● Data listing:
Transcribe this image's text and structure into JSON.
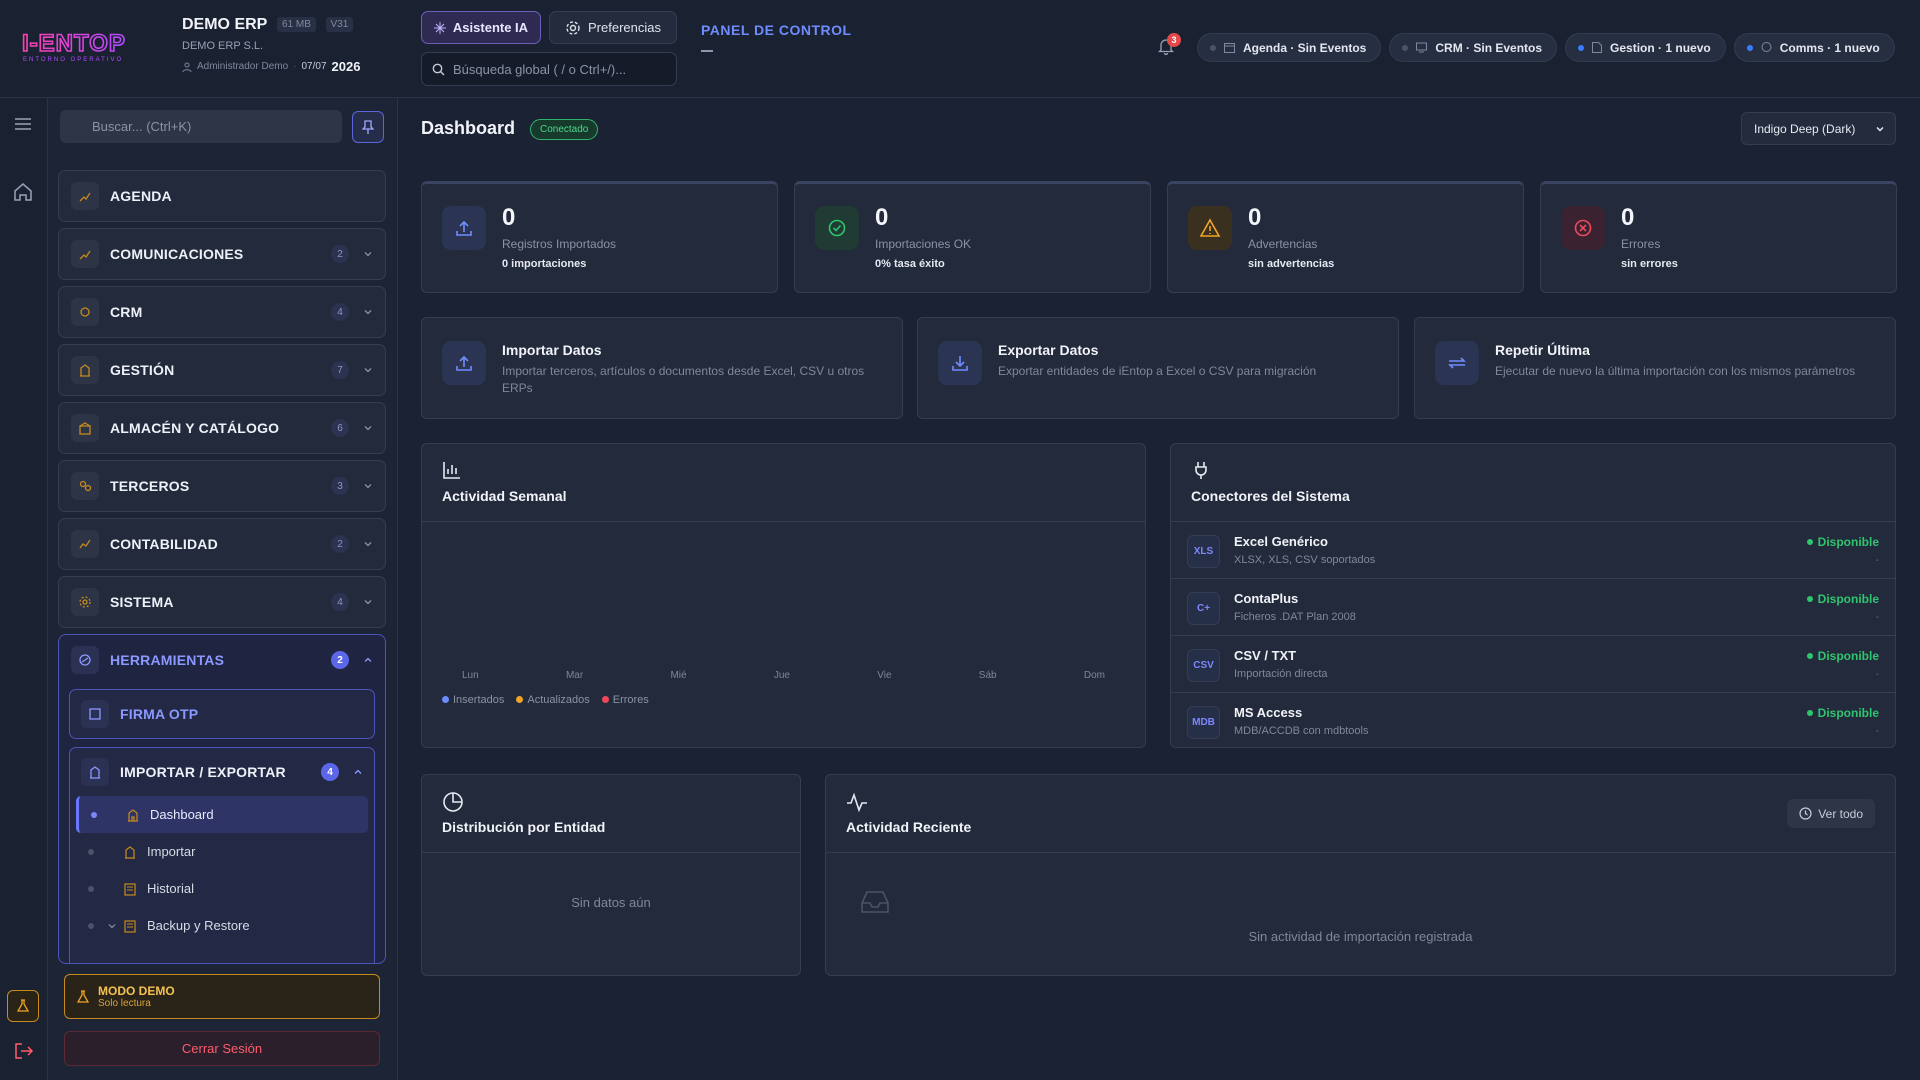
{
  "header": {
    "logo_text": "I-ENTOP",
    "logo_tagline": "ENTORNO OPERATIVO",
    "company_name": "DEMO ERP",
    "mem_badge": "61 MB",
    "version_badge": "V31",
    "company_legal": "DEMO ERP S.L.",
    "user": "Administrador Demo",
    "date": "07/07",
    "year": "2026",
    "ai_button": "Asistente IA",
    "prefs_button": "Preferencias",
    "search_placeholder": "Búsqueda global ( / o Ctrl+/)...",
    "panel_title": "PANEL DE CONTROL",
    "notif_count": "3",
    "chips": [
      {
        "label": "Agenda · Sin Eventos",
        "icon": "calendar-icon",
        "dot": "gray"
      },
      {
        "label": "CRM · Sin Eventos",
        "icon": "screen-icon",
        "dot": "gray"
      },
      {
        "label": "Gestion · 1 nuevo",
        "icon": "doc-icon",
        "dot": "blue"
      },
      {
        "label": "Comms · 1 nuevo",
        "icon": "chat-icon",
        "dot": "blue"
      }
    ]
  },
  "sidebar": {
    "search_placeholder": "Buscar... (Ctrl+K)",
    "items": [
      {
        "label": "AGENDA",
        "badge": null
      },
      {
        "label": "COMUNICACIONES",
        "badge": "2"
      },
      {
        "label": "CRM",
        "badge": "4"
      },
      {
        "label": "GESTIÓN",
        "badge": "7"
      },
      {
        "label": "ALMACÉN Y CATÁLOGO",
        "badge": "6"
      },
      {
        "label": "TERCEROS",
        "badge": "3"
      },
      {
        "label": "CONTABILIDAD",
        "badge": "2"
      },
      {
        "label": "SISTEMA",
        "badge": "4"
      }
    ],
    "tools": {
      "label": "HERRAMIENTAS",
      "badge": "2",
      "firma": "FIRMA OTP",
      "import_group": "IMPORTAR / EXPORTAR",
      "import_badge": "4",
      "leaves": [
        "Dashboard",
        "Importar",
        "Historial",
        "Backup y Restore"
      ]
    },
    "demo_title": "MODO DEMO",
    "demo_sub": "Solo lectura",
    "logout": "Cerrar Sesión"
  },
  "main": {
    "title": "Dashboard",
    "status": "Conectado",
    "theme": "Indigo Deep (Dark)",
    "stats": [
      {
        "value": "0",
        "label": "Registros Importados",
        "sub": "0 importaciones",
        "color": "#6f8cff"
      },
      {
        "value": "0",
        "label": "Importaciones OK",
        "sub": "0% tasa éxito",
        "color": "#2fc46e"
      },
      {
        "value": "0",
        "label": "Advertencias",
        "sub": "sin advertencias",
        "color": "#f0a524"
      },
      {
        "value": "0",
        "label": "Errores",
        "sub": "sin errores",
        "color": "#ef4a5a"
      }
    ],
    "actions": [
      {
        "title": "Importar Datos",
        "desc": "Importar terceros, artículos o documentos desde Excel, CSV u otros ERPs"
      },
      {
        "title": "Exportar Datos",
        "desc": "Exportar entidades de iEntop a Excel o CSV para migración"
      },
      {
        "title": "Repetir Última",
        "desc": "Ejecutar de nuevo la última importación con los mismos parámetros"
      }
    ],
    "weekly": {
      "title": "Actividad Semanal",
      "days": [
        "Lun",
        "Mar",
        "Mié",
        "Jue",
        "Vie",
        "Sáb",
        "Dom"
      ],
      "legend": [
        {
          "label": "Insertados",
          "color": "#6f8cff"
        },
        {
          "label": "Actualizados",
          "color": "#f0a524"
        },
        {
          "label": "Errores",
          "color": "#ef4a5a"
        }
      ]
    },
    "connectors": {
      "title": "Conectores del Sistema",
      "rows": [
        {
          "code": "XLS",
          "name": "Excel Genérico",
          "desc": "XLSX, XLS, CSV soportados",
          "status": "Disponible",
          "extra": "-"
        },
        {
          "code": "C+",
          "name": "ContaPlus",
          "desc": "Ficheros .DAT Plan 2008",
          "status": "Disponible",
          "extra": "-"
        },
        {
          "code": "CSV",
          "name": "CSV / TXT",
          "desc": "Importación directa",
          "status": "Disponible",
          "extra": "-"
        },
        {
          "code": "MDB",
          "name": "MS Access",
          "desc": "MDB/ACCDB con mdbtools",
          "status": "Disponible",
          "extra": "-"
        }
      ]
    },
    "distribution": {
      "title": "Distribución por Entidad",
      "empty": "Sin datos aún"
    },
    "recent": {
      "title": "Actividad Reciente",
      "see_all": "Ver todo",
      "empty": "Sin actividad de importación registrada"
    }
  }
}
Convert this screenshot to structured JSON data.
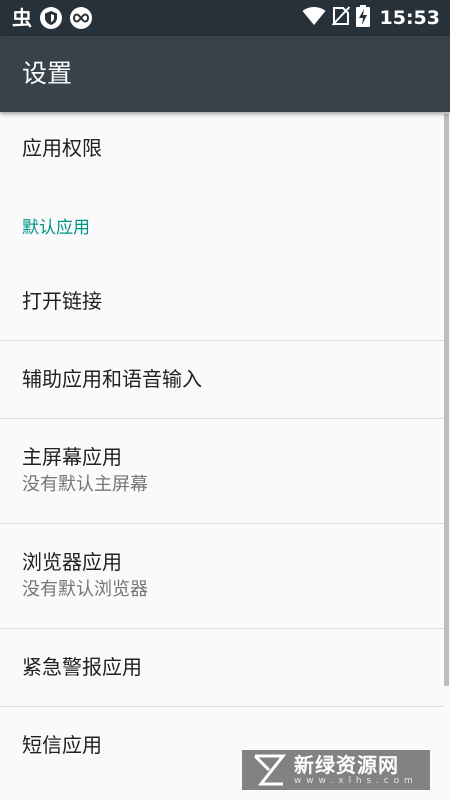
{
  "status_bar": {
    "left_glyph": "虫",
    "time": "15:53",
    "icons": [
      "bug-icon",
      "shield-icon",
      "infinity-icon",
      "wifi-icon",
      "no-sim-icon",
      "battery-charging-icon"
    ]
  },
  "toolbar": {
    "title": "设置"
  },
  "list": {
    "app_permissions": {
      "title": "应用权限"
    },
    "section_default_apps": "默认应用",
    "open_links": {
      "title": "打开链接"
    },
    "assist_voice_input": {
      "title": "辅助应用和语音输入"
    },
    "home_app": {
      "title": "主屏幕应用",
      "summary": "没有默认主屏幕"
    },
    "browser_app": {
      "title": "浏览器应用",
      "summary": "没有默认浏览器"
    },
    "emergency_alerts": {
      "title": "紧急警报应用"
    },
    "sms_app": {
      "title": "短信应用"
    }
  },
  "watermark": {
    "text": "新绿资源网",
    "url": "w w w . x l h s . c o m"
  },
  "colors": {
    "status_bar_bg": "#27313a",
    "toolbar_bg": "#37424a",
    "section_header": "#009688",
    "background": "#fafafa"
  }
}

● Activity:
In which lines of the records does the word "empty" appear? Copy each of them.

● Problem solution:
      "empty": "Sin datos aún"
      "empty": "Sin actividad de importación registrada"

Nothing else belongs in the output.